• Your assignment:
In the copy you make of the entries, no picture should appear, and every word must match.

(Given data begins)

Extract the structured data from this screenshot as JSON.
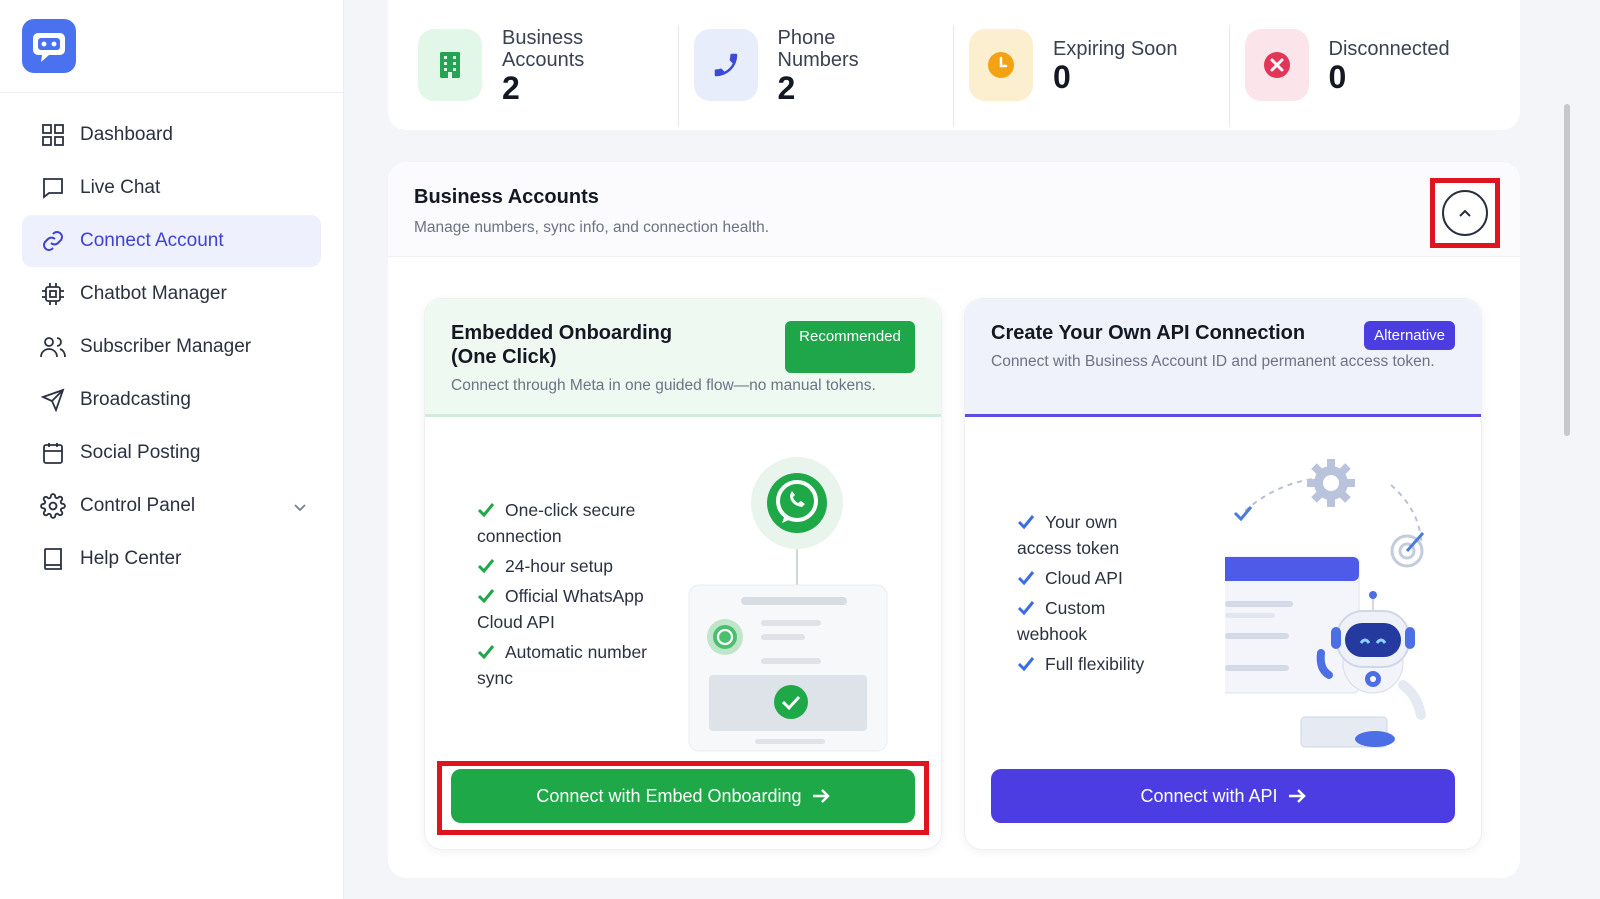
{
  "sidebar": {
    "items": [
      {
        "label": "Dashboard"
      },
      {
        "label": "Live Chat"
      },
      {
        "label": "Connect Account"
      },
      {
        "label": "Chatbot Manager"
      },
      {
        "label": "Subscriber Manager"
      },
      {
        "label": "Broadcasting"
      },
      {
        "label": "Social Posting"
      },
      {
        "label": "Control Panel"
      },
      {
        "label": "Help Center"
      }
    ],
    "active": "Connect Account"
  },
  "stats": [
    {
      "label1": "Business",
      "label2": "Accounts",
      "value": "2",
      "icon": "building-icon",
      "bg": "#e3f7e9",
      "color": "#23a455"
    },
    {
      "label1": "Phone",
      "label2": "Numbers",
      "value": "2",
      "icon": "phone-icon",
      "bg": "#e8edfb",
      "color": "#3b4bd8"
    },
    {
      "label1": "Expiring Soon",
      "label2": "",
      "value": "0",
      "icon": "clock-icon",
      "bg": "#fcefcf",
      "color": "#f2a213"
    },
    {
      "label1": "Disconnected",
      "label2": "",
      "value": "0",
      "icon": "x-circle-icon",
      "bg": "#fbe4ea",
      "color": "#e23558"
    }
  ],
  "panel": {
    "title": "Business Accounts",
    "subtitle": "Manage numbers, sync info, and connection health."
  },
  "embedded": {
    "title": "Embedded Onboarding (One Click)",
    "badge": "Recommended",
    "subtitle": "Connect through Meta in one guided flow—no manual tokens.",
    "features": [
      "One-click secure connection",
      "24-hour setup",
      "Official WhatsApp Cloud API",
      "Automatic number sync"
    ],
    "button": "Connect with Embed Onboarding"
  },
  "api": {
    "title": "Create Your Own API Connection",
    "badge": "Alternative",
    "subtitle": "Connect with Business Account ID and permanent access token.",
    "features": [
      "Your own access token",
      "Cloud API",
      "Custom webhook",
      "Full flexibility"
    ],
    "button": "Connect with API"
  },
  "colors": {
    "accent": "#3f42d0",
    "green": "#1ea848",
    "purple": "#4b3de2",
    "highlight": "#e0141e"
  }
}
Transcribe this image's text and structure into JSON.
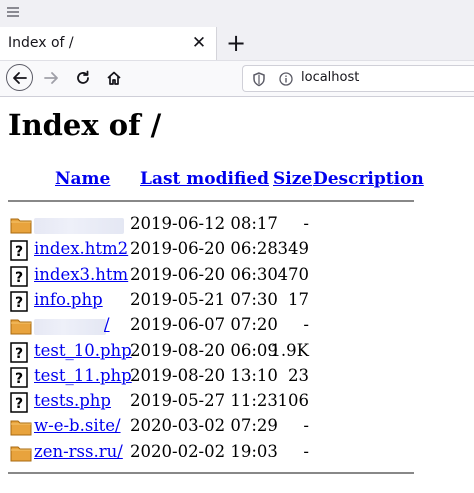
{
  "browser": {
    "tab_title": "Index of /",
    "tab_close_glyph": "✕",
    "new_tab_glyph": "+",
    "url": "localhost"
  },
  "page": {
    "title": "Index of /",
    "columns": {
      "name": "Name",
      "modified": "Last modified",
      "size": "Size",
      "description": "Description"
    },
    "rows": [
      {
        "name": "",
        "redacted": true,
        "icon": "folder-icon",
        "modified": "2019-06-12 08:17",
        "size": "-"
      },
      {
        "name": "index.htm2",
        "icon": "unknown-file-icon",
        "modified": "2019-06-20 06:28",
        "size": "349"
      },
      {
        "name": "index3.htm",
        "icon": "unknown-file-icon",
        "modified": "2019-06-20 06:30",
        "size": "470"
      },
      {
        "name": "info.php",
        "icon": "unknown-file-icon",
        "modified": "2019-05-21 07:30",
        "size": "17"
      },
      {
        "name": "/",
        "redacted": true,
        "icon": "folder-icon",
        "modified": "2019-06-07 07:20",
        "size": "-"
      },
      {
        "name": "test_10.php",
        "icon": "unknown-file-icon",
        "modified": "2019-08-20 06:09",
        "size": "1.9K"
      },
      {
        "name": "test_11.php",
        "icon": "unknown-file-icon",
        "modified": "2019-08-20 13:10",
        "size": "23"
      },
      {
        "name": "tests.php",
        "icon": "unknown-file-icon",
        "modified": "2019-05-27 11:23",
        "size": "106"
      },
      {
        "name": "w-e-b.site/",
        "icon": "folder-icon",
        "modified": "2020-03-02 07:29",
        "size": "-"
      },
      {
        "name": "zen-rss.ru/",
        "icon": "folder-icon",
        "modified": "2020-02-02 19:03",
        "size": "-"
      }
    ]
  },
  "colors": {
    "link": "#0000ee",
    "folder": "#e8a33d",
    "chrome_bg": "#f0f0f4"
  }
}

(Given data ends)

• Task answer:
Extract the structured data from this screenshot as JSON.
{
  "sidebar": {
    "items": [
      {
        "label": "Dashboard"
      },
      {
        "label": "Live Chat"
      },
      {
        "label": "Connect Account"
      },
      {
        "label": "Chatbot Manager"
      },
      {
        "label": "Subscriber Manager"
      },
      {
        "label": "Broadcasting"
      },
      {
        "label": "Social Posting"
      },
      {
        "label": "Control Panel"
      },
      {
        "label": "Help Center"
      }
    ],
    "active": "Connect Account"
  },
  "stats": [
    {
      "label1": "Business",
      "label2": "Accounts",
      "value": "2",
      "icon": "building-icon",
      "bg": "#e3f7e9",
      "color": "#23a455"
    },
    {
      "label1": "Phone",
      "label2": "Numbers",
      "value": "2",
      "icon": "phone-icon",
      "bg": "#e8edfb",
      "color": "#3b4bd8"
    },
    {
      "label1": "Expiring Soon",
      "label2": "",
      "value": "0",
      "icon": "clock-icon",
      "bg": "#fcefcf",
      "color": "#f2a213"
    },
    {
      "label1": "Disconnected",
      "label2": "",
      "value": "0",
      "icon": "x-circle-icon",
      "bg": "#fbe4ea",
      "color": "#e23558"
    }
  ],
  "panel": {
    "title": "Business Accounts",
    "subtitle": "Manage numbers, sync info, and connection health."
  },
  "embedded": {
    "title": "Embedded Onboarding (One Click)",
    "badge": "Recommended",
    "subtitle": "Connect through Meta in one guided flow—no manual tokens.",
    "features": [
      "One-click secure connection",
      "24-hour setup",
      "Official WhatsApp Cloud API",
      "Automatic number sync"
    ],
    "button": "Connect with Embed Onboarding"
  },
  "api": {
    "title": "Create Your Own API Connection",
    "badge": "Alternative",
    "subtitle": "Connect with Business Account ID and permanent access token.",
    "features": [
      "Your own access token",
      "Cloud API",
      "Custom webhook",
      "Full flexibility"
    ],
    "button": "Connect with API"
  },
  "colors": {
    "accent": "#3f42d0",
    "green": "#1ea848",
    "purple": "#4b3de2",
    "highlight": "#e0141e"
  }
}
Transcribe this image's text and structure into JSON.
{
  "browser": {
    "tab_title": "Index of /",
    "tab_close_glyph": "✕",
    "new_tab_glyph": "+",
    "url": "localhost"
  },
  "page": {
    "title": "Index of /",
    "columns": {
      "name": "Name",
      "modified": "Last modified",
      "size": "Size",
      "description": "Description"
    },
    "rows": [
      {
        "name": "",
        "redacted": true,
        "icon": "folder-icon",
        "modified": "2019-06-12 08:17",
        "size": "-"
      },
      {
        "name": "index.htm2",
        "icon": "unknown-file-icon",
        "modified": "2019-06-20 06:28",
        "size": "349"
      },
      {
        "name": "index3.htm",
        "icon": "unknown-file-icon",
        "modified": "2019-06-20 06:30",
        "size": "470"
      },
      {
        "name": "info.php",
        "icon": "unknown-file-icon",
        "modified": "2019-05-21 07:30",
        "size": "17"
      },
      {
        "name": "/",
        "redacted": true,
        "icon": "folder-icon",
        "modified": "2019-06-07 07:20",
        "size": "-"
      },
      {
        "name": "test_10.php",
        "icon": "unknown-file-icon",
        "modified": "2019-08-20 06:09",
        "size": "1.9K"
      },
      {
        "name": "test_11.php",
        "icon": "unknown-file-icon",
        "modified": "2019-08-20 13:10",
        "size": "23"
      },
      {
        "name": "tests.php",
        "icon": "unknown-file-icon",
        "modified": "2019-05-27 11:23",
        "size": "106"
      },
      {
        "name": "w-e-b.site/",
        "icon": "folder-icon",
        "modified": "2020-03-02 07:29",
        "size": "-"
      },
      {
        "name": "zen-rss.ru/",
        "icon": "folder-icon",
        "modified": "2020-02-02 19:03",
        "size": "-"
      }
    ]
  },
  "colors": {
    "link": "#0000ee",
    "folder": "#e8a33d",
    "chrome_bg": "#f0f0f4"
  }
}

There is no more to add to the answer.